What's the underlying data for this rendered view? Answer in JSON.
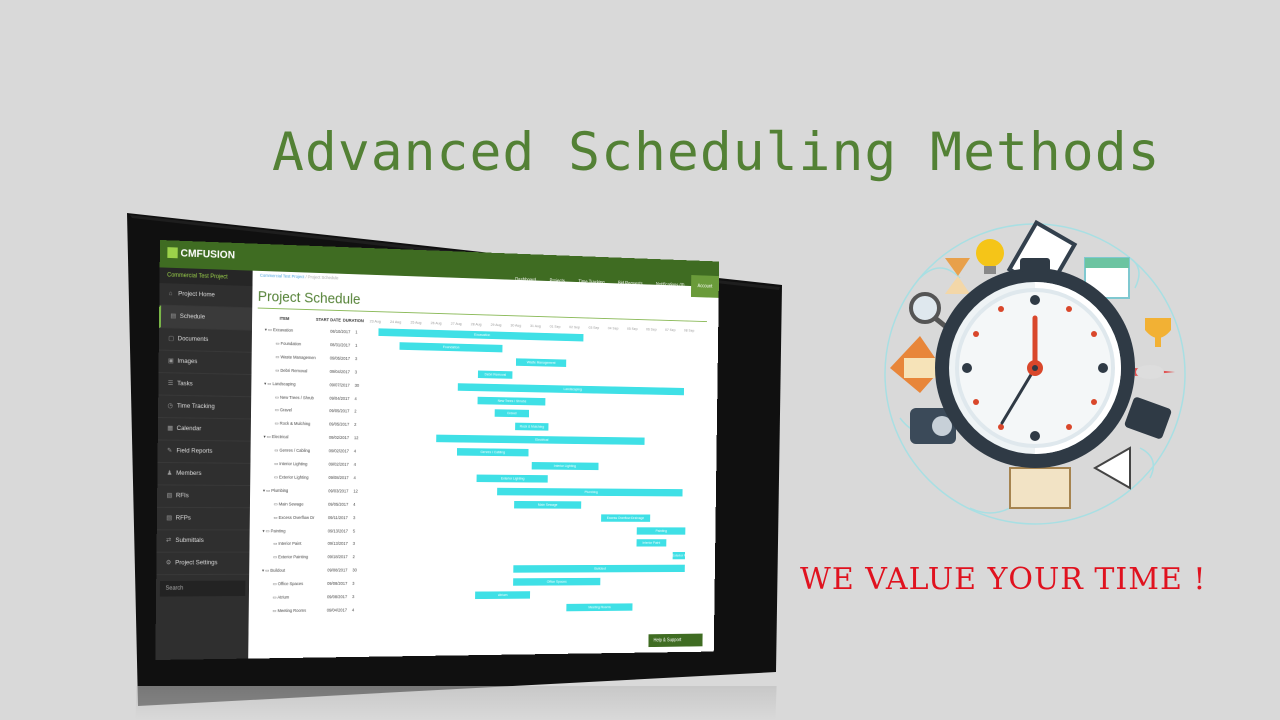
{
  "slide": {
    "title": "Advanced Scheduling Methods",
    "tagline": "WE VALUE YOUR TIME !"
  },
  "app": {
    "logo": "CMFUSION",
    "project_name": "Commercial Test Project",
    "breadcrumb": [
      "Commercial Test Project",
      "Project Schedule"
    ],
    "topnav": [
      "Dashboard",
      "Projects",
      "Time Tracking",
      "Bid Requests",
      "Notifications",
      "Account"
    ],
    "notification_count": "0",
    "sidebar": [
      "Project Home",
      "Schedule",
      "Documents",
      "Images",
      "Tasks",
      "Time Tracking",
      "Calendar",
      "Field Reports",
      "Members",
      "RFIs",
      "RFPs",
      "Submittals",
      "Project Settings"
    ],
    "sidebar_active": "Schedule",
    "search_placeholder": "Search",
    "page_title": "Project Schedule",
    "columns": [
      "ITEM",
      "START DATE",
      "DURATION"
    ],
    "tasks": [
      {
        "name": "Excavation",
        "date": "08/10/2017",
        "dur": "1",
        "group": true
      },
      {
        "name": "Foundation",
        "date": "08/31/2017",
        "dur": "1",
        "group": false
      },
      {
        "name": "Waste Managemen",
        "date": "09/05/2017",
        "dur": "3",
        "group": false
      },
      {
        "name": "Debri Removal",
        "date": "09/04/2017",
        "dur": "3",
        "group": false
      },
      {
        "name": "Landscaping",
        "date": "09/07/2017",
        "dur": "30",
        "group": true
      },
      {
        "name": "New Trees / Shrub",
        "date": "09/04/2017",
        "dur": "4",
        "group": false
      },
      {
        "name": "Gravel",
        "date": "09/05/2017",
        "dur": "2",
        "group": false
      },
      {
        "name": "Rock & Mulching",
        "date": "09/05/2017",
        "dur": "2",
        "group": false
      },
      {
        "name": "Electrical",
        "date": "09/02/2017",
        "dur": "12",
        "group": true
      },
      {
        "name": "Genres / Cabling",
        "date": "09/02/2017",
        "dur": "4",
        "group": false
      },
      {
        "name": "Interior Lighting",
        "date": "09/02/2017",
        "dur": "4",
        "group": false
      },
      {
        "name": "Exterior Lighting",
        "date": "09/08/2017",
        "dur": "4",
        "group": false
      },
      {
        "name": "Plumbing",
        "date": "09/03/2017",
        "dur": "12",
        "group": true
      },
      {
        "name": "Main Sewage",
        "date": "09/05/2017",
        "dur": "4",
        "group": false
      },
      {
        "name": "Excess Overflow Dr",
        "date": "09/11/2017",
        "dur": "3",
        "group": false
      },
      {
        "name": "Painting",
        "date": "09/13/2017",
        "dur": "5",
        "group": true
      },
      {
        "name": "Interior Paint",
        "date": "09/13/2017",
        "dur": "3",
        "group": false
      },
      {
        "name": "Exterior Painting",
        "date": "09/18/2017",
        "dur": "2",
        "group": false
      },
      {
        "name": "Buildout",
        "date": "09/08/2017",
        "dur": "30",
        "group": true
      },
      {
        "name": "Office Spaces",
        "date": "09/08/2017",
        "dur": "3",
        "group": false
      },
      {
        "name": "Atrium",
        "date": "09/08/2017",
        "dur": "3",
        "group": false
      },
      {
        "name": "Meeting Rooms",
        "date": "09/04/2017",
        "dur": "4",
        "group": false
      }
    ],
    "timeline_labels": [
      "23 Aug",
      "24 Aug",
      "25 Aug",
      "26 Aug",
      "27 Aug",
      "28 Aug",
      "29 Aug",
      "30 Aug",
      "31 Aug",
      "01 Sep",
      "02 Sep",
      "03 Sep",
      "04 Sep",
      "05 Sep",
      "06 Sep",
      "07 Sep",
      "08 Sep"
    ],
    "bars": [
      {
        "label": "Excavation",
        "start": 0.02,
        "len": 0.6
      },
      {
        "label": "Foundation",
        "start": 0.08,
        "len": 0.3
      },
      {
        "label": "Waste Management",
        "start": 0.42,
        "len": 0.15
      },
      {
        "label": "Debri Removal",
        "start": 0.31,
        "len": 0.1
      },
      {
        "label": "Landscaping",
        "start": 0.25,
        "len": 0.68
      },
      {
        "label": "New Trees / Shrubs",
        "start": 0.31,
        "len": 0.2
      },
      {
        "label": "Gravel",
        "start": 0.36,
        "len": 0.1
      },
      {
        "label": "Rock & Mulching",
        "start": 0.42,
        "len": 0.1
      },
      {
        "label": "Electrical",
        "start": 0.19,
        "len": 0.62
      },
      {
        "label": "Genres / Cabling",
        "start": 0.25,
        "len": 0.21
      },
      {
        "label": "Interior Lighting",
        "start": 0.47,
        "len": 0.2
      },
      {
        "label": "Exterior Lighting",
        "start": 0.31,
        "len": 0.21
      },
      {
        "label": "Plumbing",
        "start": 0.37,
        "len": 0.56
      },
      {
        "label": "Main Sewage",
        "start": 0.42,
        "len": 0.2
      },
      {
        "label": "Excess Overflow Drainage",
        "start": 0.68,
        "len": 0.15
      },
      {
        "label": "Painting",
        "start": 0.79,
        "len": 0.15
      },
      {
        "label": "Interior Paint",
        "start": 0.79,
        "len": 0.09
      },
      {
        "label": "Exterior Painting",
        "start": 0.9,
        "len": 0.04
      },
      {
        "label": "Buildout",
        "start": 0.42,
        "len": 0.52
      },
      {
        "label": "Office Spaces",
        "start": 0.42,
        "len": 0.26
      },
      {
        "label": "Atrium",
        "start": 0.31,
        "len": 0.16
      },
      {
        "label": "Meeting Rooms",
        "start": 0.58,
        "len": 0.2
      }
    ],
    "help_label": "Help & Support"
  },
  "colors": {
    "title": "#538135",
    "tagline": "#e0121f",
    "bar": "#3fe0e6",
    "brand": "#3f6c22"
  },
  "icons": [
    "clock-icon",
    "lightbulb-icon",
    "hourglass-icon",
    "magnifier-icon",
    "clipboard-icon",
    "calendar-icon",
    "trophy-icon",
    "rocket-icon",
    "envelope-icon",
    "telephone-icon",
    "briefcase-icon",
    "megaphone-icon",
    "book-icon"
  ]
}
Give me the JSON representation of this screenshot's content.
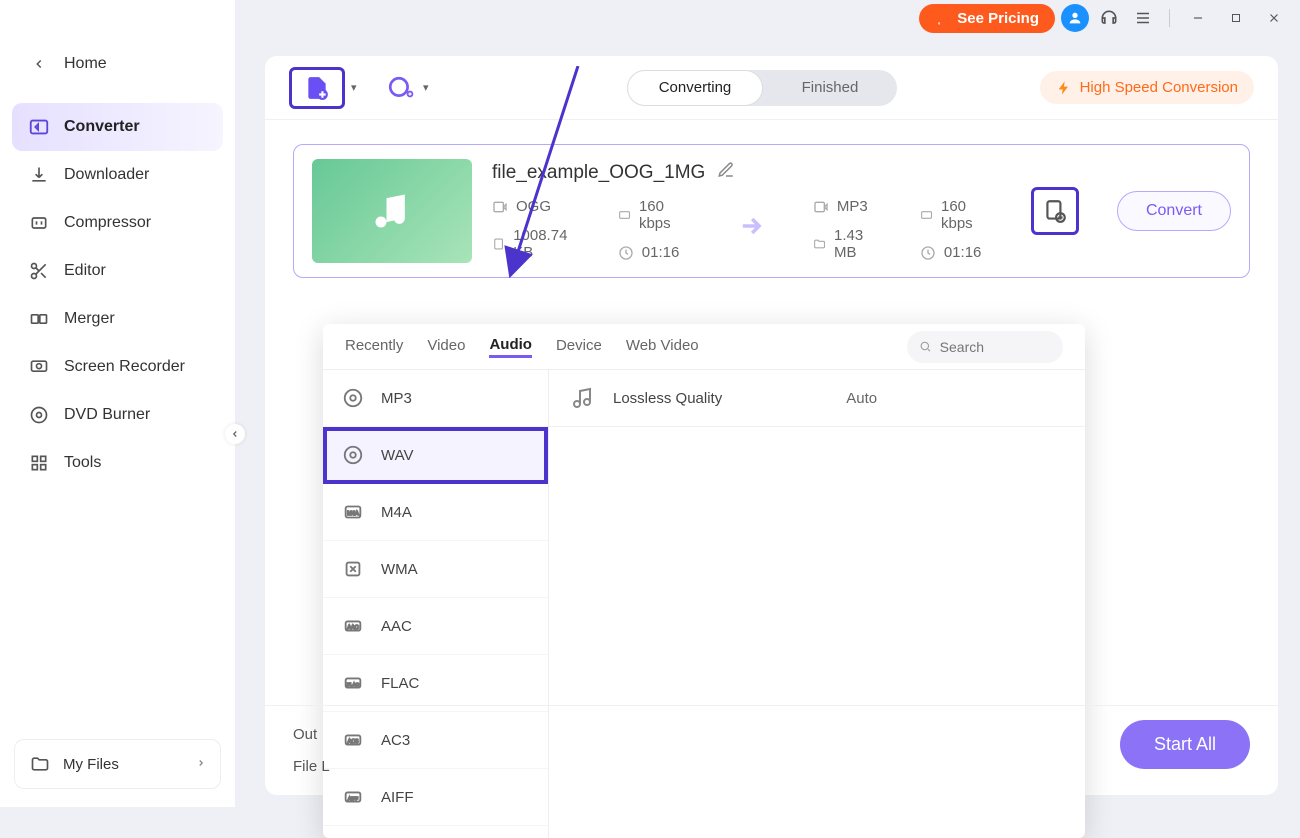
{
  "titlebar": {
    "pricing_label": "See Pricing"
  },
  "sidebar": {
    "items": [
      {
        "label": "Home"
      },
      {
        "label": "Converter"
      },
      {
        "label": "Downloader"
      },
      {
        "label": "Compressor"
      },
      {
        "label": "Editor"
      },
      {
        "label": "Merger"
      },
      {
        "label": "Screen Recorder"
      },
      {
        "label": "DVD Burner"
      },
      {
        "label": "Tools"
      }
    ],
    "my_files": "My Files"
  },
  "toolbar": {
    "tabs": {
      "converting": "Converting",
      "finished": "Finished"
    },
    "highspeed": "High Speed Conversion"
  },
  "file": {
    "name": "file_example_OOG_1MG",
    "src_format": "OGG",
    "src_bitrate": "160 kbps",
    "src_size": "1008.74 KB",
    "src_duration": "01:16",
    "dst_format": "MP3",
    "dst_bitrate": "160 kbps",
    "dst_size": "1.43 MB",
    "dst_duration": "01:16",
    "convert_label": "Convert"
  },
  "format_popup": {
    "tabs": [
      "Recently",
      "Video",
      "Audio",
      "Device",
      "Web Video"
    ],
    "search_placeholder": "Search",
    "formats": [
      "MP3",
      "WAV",
      "M4A",
      "WMA",
      "AAC",
      "FLAC",
      "AC3",
      "AIFF"
    ],
    "quality_label": "Lossless Quality",
    "quality_auto": "Auto"
  },
  "bottom": {
    "output_label": "Out",
    "file_label": "File L",
    "start_all": "Start All"
  }
}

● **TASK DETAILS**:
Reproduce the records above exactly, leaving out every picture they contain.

● **PROBLEM SOLUTION**:
What's the underlying data for this rendered view? Answer in JSON.
{
  "slide": {
    "title": "Advanced Scheduling Methods",
    "tagline": "WE VALUE YOUR TIME !"
  },
  "app": {
    "logo": "CMFUSION",
    "project_name": "Commercial Test Project",
    "breadcrumb": [
      "Commercial Test Project",
      "Project Schedule"
    ],
    "topnav": [
      "Dashboard",
      "Projects",
      "Time Tracking",
      "Bid Requests",
      "Notifications",
      "Account"
    ],
    "notification_count": "0",
    "sidebar": [
      "Project Home",
      "Schedule",
      "Documents",
      "Images",
      "Tasks",
      "Time Tracking",
      "Calendar",
      "Field Reports",
      "Members",
      "RFIs",
      "RFPs",
      "Submittals",
      "Project Settings"
    ],
    "sidebar_active": "Schedule",
    "search_placeholder": "Search",
    "page_title": "Project Schedule",
    "columns": [
      "ITEM",
      "START DATE",
      "DURATION"
    ],
    "tasks": [
      {
        "name": "Excavation",
        "date": "08/10/2017",
        "dur": "1",
        "group": true
      },
      {
        "name": "Foundation",
        "date": "08/31/2017",
        "dur": "1",
        "group": false
      },
      {
        "name": "Waste Managemen",
        "date": "09/05/2017",
        "dur": "3",
        "group": false
      },
      {
        "name": "Debri Removal",
        "date": "09/04/2017",
        "dur": "3",
        "group": false
      },
      {
        "name": "Landscaping",
        "date": "09/07/2017",
        "dur": "30",
        "group": true
      },
      {
        "name": "New Trees / Shrub",
        "date": "09/04/2017",
        "dur": "4",
        "group": false
      },
      {
        "name": "Gravel",
        "date": "09/05/2017",
        "dur": "2",
        "group": false
      },
      {
        "name": "Rock & Mulching",
        "date": "09/05/2017",
        "dur": "2",
        "group": false
      },
      {
        "name": "Electrical",
        "date": "09/02/2017",
        "dur": "12",
        "group": true
      },
      {
        "name": "Genres / Cabling",
        "date": "09/02/2017",
        "dur": "4",
        "group": false
      },
      {
        "name": "Interior Lighting",
        "date": "09/02/2017",
        "dur": "4",
        "group": false
      },
      {
        "name": "Exterior Lighting",
        "date": "09/08/2017",
        "dur": "4",
        "group": false
      },
      {
        "name": "Plumbing",
        "date": "09/03/2017",
        "dur": "12",
        "group": true
      },
      {
        "name": "Main Sewage",
        "date": "09/05/2017",
        "dur": "4",
        "group": false
      },
      {
        "name": "Excess Overflow Dr",
        "date": "09/11/2017",
        "dur": "3",
        "group": false
      },
      {
        "name": "Painting",
        "date": "09/13/2017",
        "dur": "5",
        "group": true
      },
      {
        "name": "Interior Paint",
        "date": "09/13/2017",
        "dur": "3",
        "group": false
      },
      {
        "name": "Exterior Painting",
        "date": "09/18/2017",
        "dur": "2",
        "group": false
      },
      {
        "name": "Buildout",
        "date": "09/08/2017",
        "dur": "30",
        "group": true
      },
      {
        "name": "Office Spaces",
        "date": "09/08/2017",
        "dur": "3",
        "group": false
      },
      {
        "name": "Atrium",
        "date": "09/08/2017",
        "dur": "3",
        "group": false
      },
      {
        "name": "Meeting Rooms",
        "date": "09/04/2017",
        "dur": "4",
        "group": false
      }
    ],
    "timeline_labels": [
      "23 Aug",
      "24 Aug",
      "25 Aug",
      "26 Aug",
      "27 Aug",
      "28 Aug",
      "29 Aug",
      "30 Aug",
      "31 Aug",
      "01 Sep",
      "02 Sep",
      "03 Sep",
      "04 Sep",
      "05 Sep",
      "06 Sep",
      "07 Sep",
      "08 Sep"
    ],
    "bars": [
      {
        "label": "Excavation",
        "start": 0.02,
        "len": 0.6
      },
      {
        "label": "Foundation",
        "start": 0.08,
        "len": 0.3
      },
      {
        "label": "Waste Management",
        "start": 0.42,
        "len": 0.15
      },
      {
        "label": "Debri Removal",
        "start": 0.31,
        "len": 0.1
      },
      {
        "label": "Landscaping",
        "start": 0.25,
        "len": 0.68
      },
      {
        "label": "New Trees / Shrubs",
        "start": 0.31,
        "len": 0.2
      },
      {
        "label": "Gravel",
        "start": 0.36,
        "len": 0.1
      },
      {
        "label": "Rock & Mulching",
        "start": 0.42,
        "len": 0.1
      },
      {
        "label": "Electrical",
        "start": 0.19,
        "len": 0.62
      },
      {
        "label": "Genres / Cabling",
        "start": 0.25,
        "len": 0.21
      },
      {
        "label": "Interior Lighting",
        "start": 0.47,
        "len": 0.2
      },
      {
        "label": "Exterior Lighting",
        "start": 0.31,
        "len": 0.21
      },
      {
        "label": "Plumbing",
        "start": 0.37,
        "len": 0.56
      },
      {
        "label": "Main Sewage",
        "start": 0.42,
        "len": 0.2
      },
      {
        "label": "Excess Overflow Drainage",
        "start": 0.68,
        "len": 0.15
      },
      {
        "label": "Painting",
        "start": 0.79,
        "len": 0.15
      },
      {
        "label": "Interior Paint",
        "start": 0.79,
        "len": 0.09
      },
      {
        "label": "Exterior Painting",
        "start": 0.9,
        "len": 0.04
      },
      {
        "label": "Buildout",
        "start": 0.42,
        "len": 0.52
      },
      {
        "label": "Office Spaces",
        "start": 0.42,
        "len": 0.26
      },
      {
        "label": "Atrium",
        "start": 0.31,
        "len": 0.16
      },
      {
        "label": "Meeting Rooms",
        "start": 0.58,
        "len": 0.2
      }
    ],
    "help_label": "Help & Support"
  },
  "colors": {
    "title": "#538135",
    "tagline": "#e0121f",
    "bar": "#3fe0e6",
    "brand": "#3f6c22"
  },
  "icons": [
    "clock-icon",
    "lightbulb-icon",
    "hourglass-icon",
    "magnifier-icon",
    "clipboard-icon",
    "calendar-icon",
    "trophy-icon",
    "rocket-icon",
    "envelope-icon",
    "telephone-icon",
    "briefcase-icon",
    "megaphone-icon",
    "book-icon"
  ]
}
Give me the JSON representation of this screenshot's content.
{
  "titlebar": {
    "pricing_label": "See Pricing"
  },
  "sidebar": {
    "items": [
      {
        "label": "Home"
      },
      {
        "label": "Converter"
      },
      {
        "label": "Downloader"
      },
      {
        "label": "Compressor"
      },
      {
        "label": "Editor"
      },
      {
        "label": "Merger"
      },
      {
        "label": "Screen Recorder"
      },
      {
        "label": "DVD Burner"
      },
      {
        "label": "Tools"
      }
    ],
    "my_files": "My Files"
  },
  "toolbar": {
    "tabs": {
      "converting": "Converting",
      "finished": "Finished"
    },
    "highspeed": "High Speed Conversion"
  },
  "file": {
    "name": "file_example_OOG_1MG",
    "src_format": "OGG",
    "src_bitrate": "160 kbps",
    "src_size": "1008.74 KB",
    "src_duration": "01:16",
    "dst_format": "MP3",
    "dst_bitrate": "160 kbps",
    "dst_size": "1.43 MB",
    "dst_duration": "01:16",
    "convert_label": "Convert"
  },
  "format_popup": {
    "tabs": [
      "Recently",
      "Video",
      "Audio",
      "Device",
      "Web Video"
    ],
    "search_placeholder": "Search",
    "formats": [
      "MP3",
      "WAV",
      "M4A",
      "WMA",
      "AAC",
      "FLAC",
      "AC3",
      "AIFF"
    ],
    "quality_label": "Lossless Quality",
    "quality_auto": "Auto"
  },
  "bottom": {
    "output_label": "Out",
    "file_label": "File L",
    "start_all": "Start All"
  }
}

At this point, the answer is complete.